“This is great news and will bring huge benefits to breast cancer patients in our region.”

'Smaller than a grain of rice'

Due to imaging and screening advancements, breast cancer is often caught at earlier stages. However, early detection means that cancers are typically smaller and therefore harder to locate during surgery. Studies have shown that about 50% of all lesions are ‘non-palpable’, which means surgeons cannot find them by touch alone.

Magseed is a magnetic, unbreakable seed, used to ‘mark’ the location of the lump for removal in surgery. It is extremely small, smaller than a single grain of rice and for that reason, it cannot be felt when placed in the breast before surgery and is completely painless. It is placed inside the lump and helps to guide the surgeon to the exact location of the cancer.

Catherine Tait, Associate Specialist and Multidisciplinary Team Lead for Breast Surgery at Bradford Teaching Hospitals NHS Foundation Trust, said: “This commitment to ongoing funding is fantastic news for our patients as Magseed has transformed the hospital experience for our 150 breast cancer patients who require lumpectomies here at the Trust every year.

“This cutting edge technology brings huge benefits including reduced hospital appointments which helps decrease a woman’s stress, as well as bringing greater surgical accuracy in pinpointing the tumour, which leads to less breast tissue being removed, meaning a better cosmetic outcome for our patients.

“For the Trust, it has brought better operating theatre utilisation as surgery can be scheduled for any time of the day and not just afternoons, which it was previously (as the patient had to come to the hospital in the morning for the wire to be located).”

Julie O’Riordan, Deputy Medical Director for Airedale NHS Foundation Trust said: “This funding is great news. Using Magseed makes for a much better experience for our patients: it cuts down the need for multiple trips to hospital and it’s more comfortable than wire insertion, meaning it’s much less stressful for patients.

“As Catherine says, it also enables us to be much more flexible in planning surgery, as patients no longer need the wire inserted in Radiology beforehand. This means patients aren’t having to wait around to have their procedure done, which can add to their anxiety.” 

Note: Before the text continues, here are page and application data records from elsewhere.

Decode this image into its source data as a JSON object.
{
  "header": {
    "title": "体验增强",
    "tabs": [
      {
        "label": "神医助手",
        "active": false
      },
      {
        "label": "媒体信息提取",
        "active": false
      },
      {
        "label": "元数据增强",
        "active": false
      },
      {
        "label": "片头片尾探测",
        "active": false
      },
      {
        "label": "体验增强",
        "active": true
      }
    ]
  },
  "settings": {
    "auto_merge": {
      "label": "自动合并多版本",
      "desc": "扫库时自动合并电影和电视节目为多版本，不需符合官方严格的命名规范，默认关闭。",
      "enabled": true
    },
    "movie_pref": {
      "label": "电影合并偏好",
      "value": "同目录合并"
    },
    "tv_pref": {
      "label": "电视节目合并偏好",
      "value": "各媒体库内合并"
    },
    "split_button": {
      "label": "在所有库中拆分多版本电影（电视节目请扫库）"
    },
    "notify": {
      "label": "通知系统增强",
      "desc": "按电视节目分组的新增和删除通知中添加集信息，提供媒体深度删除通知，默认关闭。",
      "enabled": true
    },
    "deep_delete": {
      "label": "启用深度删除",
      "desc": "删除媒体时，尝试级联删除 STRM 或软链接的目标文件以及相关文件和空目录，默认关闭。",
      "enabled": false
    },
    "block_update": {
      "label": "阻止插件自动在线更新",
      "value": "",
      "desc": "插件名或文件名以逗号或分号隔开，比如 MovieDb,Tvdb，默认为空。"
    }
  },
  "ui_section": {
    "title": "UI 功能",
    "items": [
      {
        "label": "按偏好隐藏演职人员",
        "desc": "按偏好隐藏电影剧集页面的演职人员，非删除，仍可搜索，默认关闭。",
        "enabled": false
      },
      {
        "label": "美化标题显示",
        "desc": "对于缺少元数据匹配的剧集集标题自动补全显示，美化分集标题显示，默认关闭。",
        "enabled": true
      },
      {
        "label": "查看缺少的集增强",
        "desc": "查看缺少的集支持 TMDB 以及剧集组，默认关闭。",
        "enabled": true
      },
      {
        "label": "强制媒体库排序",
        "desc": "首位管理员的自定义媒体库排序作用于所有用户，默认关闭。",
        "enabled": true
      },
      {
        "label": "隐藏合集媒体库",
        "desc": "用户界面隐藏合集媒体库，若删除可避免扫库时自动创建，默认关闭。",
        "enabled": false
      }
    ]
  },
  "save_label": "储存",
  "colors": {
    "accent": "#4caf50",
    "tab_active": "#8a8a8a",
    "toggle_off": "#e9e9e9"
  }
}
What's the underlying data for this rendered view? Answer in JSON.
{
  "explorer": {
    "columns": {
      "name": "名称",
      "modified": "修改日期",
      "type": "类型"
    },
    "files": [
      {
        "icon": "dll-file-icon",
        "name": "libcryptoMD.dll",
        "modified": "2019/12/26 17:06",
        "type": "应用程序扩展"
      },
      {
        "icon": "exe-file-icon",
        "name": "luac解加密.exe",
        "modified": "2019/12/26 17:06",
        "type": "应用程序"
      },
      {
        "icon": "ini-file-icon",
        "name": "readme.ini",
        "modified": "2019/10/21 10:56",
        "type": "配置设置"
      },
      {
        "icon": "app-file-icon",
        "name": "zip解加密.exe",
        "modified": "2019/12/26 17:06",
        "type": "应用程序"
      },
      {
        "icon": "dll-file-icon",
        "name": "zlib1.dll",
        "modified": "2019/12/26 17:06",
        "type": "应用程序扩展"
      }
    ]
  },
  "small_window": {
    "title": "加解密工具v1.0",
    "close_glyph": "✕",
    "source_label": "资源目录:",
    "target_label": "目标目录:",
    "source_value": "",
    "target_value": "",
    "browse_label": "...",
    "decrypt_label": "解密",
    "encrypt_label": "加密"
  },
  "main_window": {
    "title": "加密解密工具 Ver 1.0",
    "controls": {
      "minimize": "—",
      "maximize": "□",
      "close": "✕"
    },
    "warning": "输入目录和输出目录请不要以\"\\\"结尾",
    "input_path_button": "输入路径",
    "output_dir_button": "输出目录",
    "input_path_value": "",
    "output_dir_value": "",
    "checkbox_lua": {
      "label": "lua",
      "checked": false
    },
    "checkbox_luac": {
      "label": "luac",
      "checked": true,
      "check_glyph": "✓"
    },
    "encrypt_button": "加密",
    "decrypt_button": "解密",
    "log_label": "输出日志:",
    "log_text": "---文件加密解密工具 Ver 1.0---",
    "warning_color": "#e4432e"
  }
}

The WYH Cancer Alliance is part of West Yorkshire Health and Care Partnership.